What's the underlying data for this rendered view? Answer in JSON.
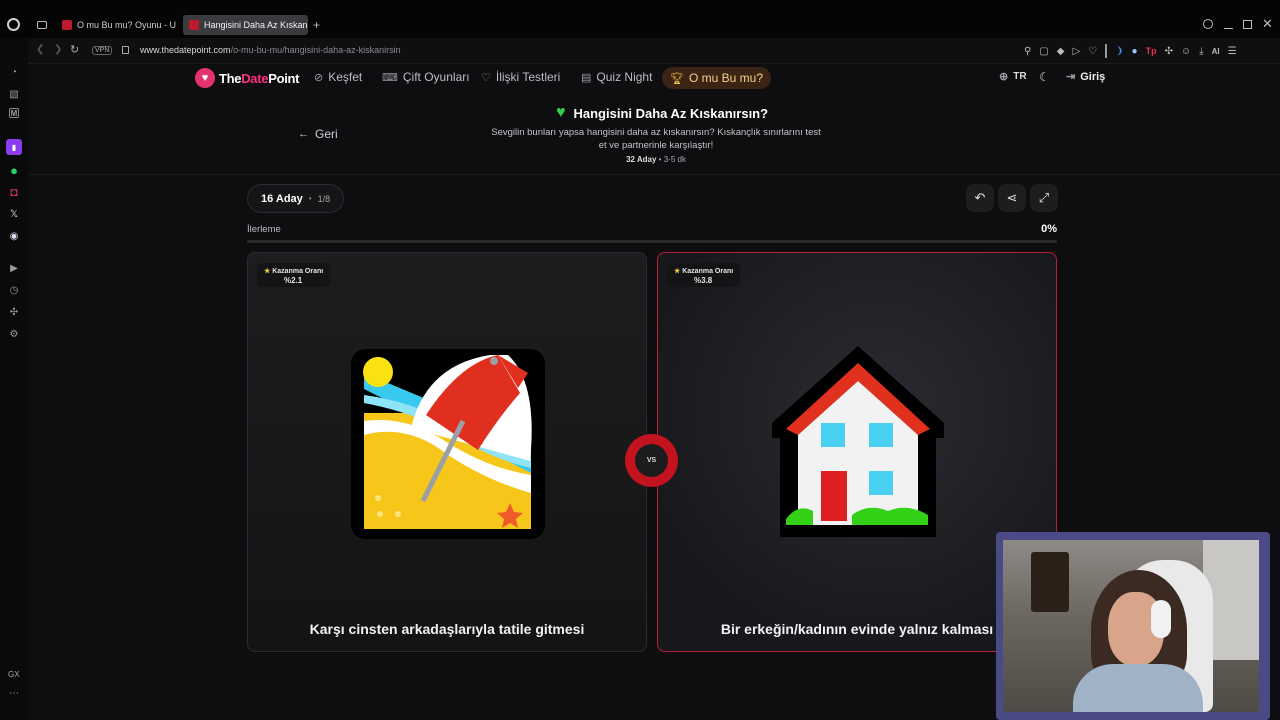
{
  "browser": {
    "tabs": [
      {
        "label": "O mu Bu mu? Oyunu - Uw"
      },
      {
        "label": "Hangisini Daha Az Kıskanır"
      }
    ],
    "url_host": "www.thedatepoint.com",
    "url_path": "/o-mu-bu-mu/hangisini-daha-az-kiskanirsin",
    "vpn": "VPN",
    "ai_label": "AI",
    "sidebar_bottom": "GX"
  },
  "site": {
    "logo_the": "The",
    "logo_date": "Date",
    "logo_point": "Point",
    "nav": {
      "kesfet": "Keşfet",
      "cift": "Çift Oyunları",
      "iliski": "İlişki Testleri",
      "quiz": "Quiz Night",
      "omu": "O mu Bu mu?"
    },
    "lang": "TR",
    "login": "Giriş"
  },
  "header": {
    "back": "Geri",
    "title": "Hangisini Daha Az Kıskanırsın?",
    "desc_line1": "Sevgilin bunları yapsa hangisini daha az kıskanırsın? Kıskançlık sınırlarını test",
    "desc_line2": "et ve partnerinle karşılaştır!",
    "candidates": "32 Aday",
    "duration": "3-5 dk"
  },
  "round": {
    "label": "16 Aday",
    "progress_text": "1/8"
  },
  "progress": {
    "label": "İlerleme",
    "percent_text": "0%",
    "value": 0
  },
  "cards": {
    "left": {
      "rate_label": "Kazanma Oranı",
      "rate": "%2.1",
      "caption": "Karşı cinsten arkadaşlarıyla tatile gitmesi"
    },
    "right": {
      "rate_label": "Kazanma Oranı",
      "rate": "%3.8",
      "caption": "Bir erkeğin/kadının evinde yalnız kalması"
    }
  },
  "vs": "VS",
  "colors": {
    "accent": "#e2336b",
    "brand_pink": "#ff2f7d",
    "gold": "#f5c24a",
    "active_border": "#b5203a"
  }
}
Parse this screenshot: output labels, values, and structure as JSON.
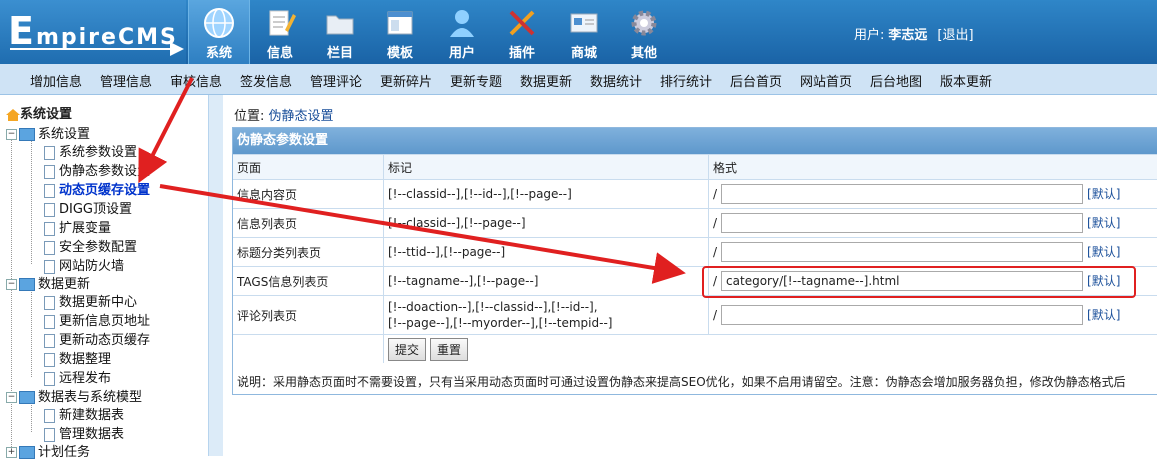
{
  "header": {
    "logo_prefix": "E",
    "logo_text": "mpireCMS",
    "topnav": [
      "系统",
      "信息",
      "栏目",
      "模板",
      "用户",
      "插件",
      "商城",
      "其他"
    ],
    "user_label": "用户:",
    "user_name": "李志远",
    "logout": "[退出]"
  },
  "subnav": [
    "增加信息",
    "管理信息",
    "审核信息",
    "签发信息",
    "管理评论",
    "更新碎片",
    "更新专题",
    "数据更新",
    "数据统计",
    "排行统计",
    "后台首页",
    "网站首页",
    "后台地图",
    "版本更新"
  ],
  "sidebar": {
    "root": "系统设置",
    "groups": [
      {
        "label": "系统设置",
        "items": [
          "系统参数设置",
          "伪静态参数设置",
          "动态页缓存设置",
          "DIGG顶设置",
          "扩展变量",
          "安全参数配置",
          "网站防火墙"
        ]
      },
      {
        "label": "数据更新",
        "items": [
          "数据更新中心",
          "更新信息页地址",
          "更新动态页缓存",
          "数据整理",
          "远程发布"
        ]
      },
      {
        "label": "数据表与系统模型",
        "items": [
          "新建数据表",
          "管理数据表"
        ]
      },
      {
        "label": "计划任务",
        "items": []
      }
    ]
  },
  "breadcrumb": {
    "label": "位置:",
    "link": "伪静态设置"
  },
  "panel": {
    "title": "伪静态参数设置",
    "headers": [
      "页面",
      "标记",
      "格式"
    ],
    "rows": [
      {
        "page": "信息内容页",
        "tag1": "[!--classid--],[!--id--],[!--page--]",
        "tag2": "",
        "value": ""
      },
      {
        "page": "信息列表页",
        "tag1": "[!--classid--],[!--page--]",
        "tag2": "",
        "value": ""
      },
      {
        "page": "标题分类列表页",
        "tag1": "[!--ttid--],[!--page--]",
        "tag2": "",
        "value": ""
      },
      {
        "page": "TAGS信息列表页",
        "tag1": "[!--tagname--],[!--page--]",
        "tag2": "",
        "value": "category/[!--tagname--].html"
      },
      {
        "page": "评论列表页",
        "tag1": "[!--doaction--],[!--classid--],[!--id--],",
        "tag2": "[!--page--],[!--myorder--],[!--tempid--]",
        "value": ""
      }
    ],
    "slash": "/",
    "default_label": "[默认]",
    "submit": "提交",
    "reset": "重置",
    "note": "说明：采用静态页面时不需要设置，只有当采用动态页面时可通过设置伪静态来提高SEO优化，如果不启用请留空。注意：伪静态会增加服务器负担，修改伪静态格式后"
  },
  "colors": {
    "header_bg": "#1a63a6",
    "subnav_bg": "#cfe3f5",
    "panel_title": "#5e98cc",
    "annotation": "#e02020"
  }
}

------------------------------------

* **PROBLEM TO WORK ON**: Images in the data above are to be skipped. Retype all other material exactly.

* **ANSWER SPACE**:
What's the underlying data for this rendered view? Answer in JSON.
{
  "browser": {
    "tabs": [
      {
        "label": "O mu Bu mu? Oyunu - Uw"
      },
      {
        "label": "Hangisini Daha Az Kıskanır"
      }
    ],
    "url_host": "www.thedatepoint.com",
    "url_path": "/o-mu-bu-mu/hangisini-daha-az-kiskanirsin",
    "vpn": "VPN",
    "ai_label": "AI",
    "sidebar_bottom": "GX"
  },
  "site": {
    "logo_the": "The",
    "logo_date": "Date",
    "logo_point": "Point",
    "nav": {
      "kesfet": "Keşfet",
      "cift": "Çift Oyunları",
      "iliski": "İlişki Testleri",
      "quiz": "Quiz Night",
      "omu": "O mu Bu mu?"
    },
    "lang": "TR",
    "login": "Giriş"
  },
  "header": {
    "back": "Geri",
    "title": "Hangisini Daha Az Kıskanırsın?",
    "desc_line1": "Sevgilin bunları yapsa hangisini daha az kıskanırsın? Kıskançlık sınırlarını test",
    "desc_line2": "et ve partnerinle karşılaştır!",
    "candidates": "32 Aday",
    "duration": "3-5 dk"
  },
  "round": {
    "label": "16 Aday",
    "progress_text": "1/8"
  },
  "progress": {
    "label": "İlerleme",
    "percent_text": "0%",
    "value": 0
  },
  "cards": {
    "left": {
      "rate_label": "Kazanma Oranı",
      "rate": "%2.1",
      "caption": "Karşı cinsten arkadaşlarıyla tatile gitmesi"
    },
    "right": {
      "rate_label": "Kazanma Oranı",
      "rate": "%3.8",
      "caption": "Bir erkeğin/kadının evinde yalnız kalması"
    }
  },
  "vs": "VS",
  "colors": {
    "accent": "#e2336b",
    "brand_pink": "#ff2f7d",
    "gold": "#f5c24a",
    "active_border": "#b5203a"
  }
}
Parse this screenshot: output labels, values, and structure as JSON.
{
  "header": {
    "logo_prefix": "E",
    "logo_text": "mpireCMS",
    "topnav": [
      "系统",
      "信息",
      "栏目",
      "模板",
      "用户",
      "插件",
      "商城",
      "其他"
    ],
    "user_label": "用户:",
    "user_name": "李志远",
    "logout": "[退出]"
  },
  "subnav": [
    "增加信息",
    "管理信息",
    "审核信息",
    "签发信息",
    "管理评论",
    "更新碎片",
    "更新专题",
    "数据更新",
    "数据统计",
    "排行统计",
    "后台首页",
    "网站首页",
    "后台地图",
    "版本更新"
  ],
  "sidebar": {
    "root": "系统设置",
    "groups": [
      {
        "label": "系统设置",
        "items": [
          "系统参数设置",
          "伪静态参数设置",
          "动态页缓存设置",
          "DIGG顶设置",
          "扩展变量",
          "安全参数配置",
          "网站防火墙"
        ]
      },
      {
        "label": "数据更新",
        "items": [
          "数据更新中心",
          "更新信息页地址",
          "更新动态页缓存",
          "数据整理",
          "远程发布"
        ]
      },
      {
        "label": "数据表与系统模型",
        "items": [
          "新建数据表",
          "管理数据表"
        ]
      },
      {
        "label": "计划任务",
        "items": []
      }
    ]
  },
  "breadcrumb": {
    "label": "位置:",
    "link": "伪静态设置"
  },
  "panel": {
    "title": "伪静态参数设置",
    "headers": [
      "页面",
      "标记",
      "格式"
    ],
    "rows": [
      {
        "page": "信息内容页",
        "tag1": "[!--classid--],[!--id--],[!--page--]",
        "tag2": "",
        "value": ""
      },
      {
        "page": "信息列表页",
        "tag1": "[!--classid--],[!--page--]",
        "tag2": "",
        "value": ""
      },
      {
        "page": "标题分类列表页",
        "tag1": "[!--ttid--],[!--page--]",
        "tag2": "",
        "value": ""
      },
      {
        "page": "TAGS信息列表页",
        "tag1": "[!--tagname--],[!--page--]",
        "tag2": "",
        "value": "category/[!--tagname--].html"
      },
      {
        "page": "评论列表页",
        "tag1": "[!--doaction--],[!--classid--],[!--id--],",
        "tag2": "[!--page--],[!--myorder--],[!--tempid--]",
        "value": ""
      }
    ],
    "slash": "/",
    "default_label": "[默认]",
    "submit": "提交",
    "reset": "重置",
    "note": "说明：采用静态页面时不需要设置，只有当采用动态页面时可通过设置伪静态来提高SEO优化，如果不启用请留空。注意：伪静态会增加服务器负担，修改伪静态格式后"
  },
  "colors": {
    "header_bg": "#1a63a6",
    "subnav_bg": "#cfe3f5",
    "panel_title": "#5e98cc",
    "annotation": "#e02020"
  }
}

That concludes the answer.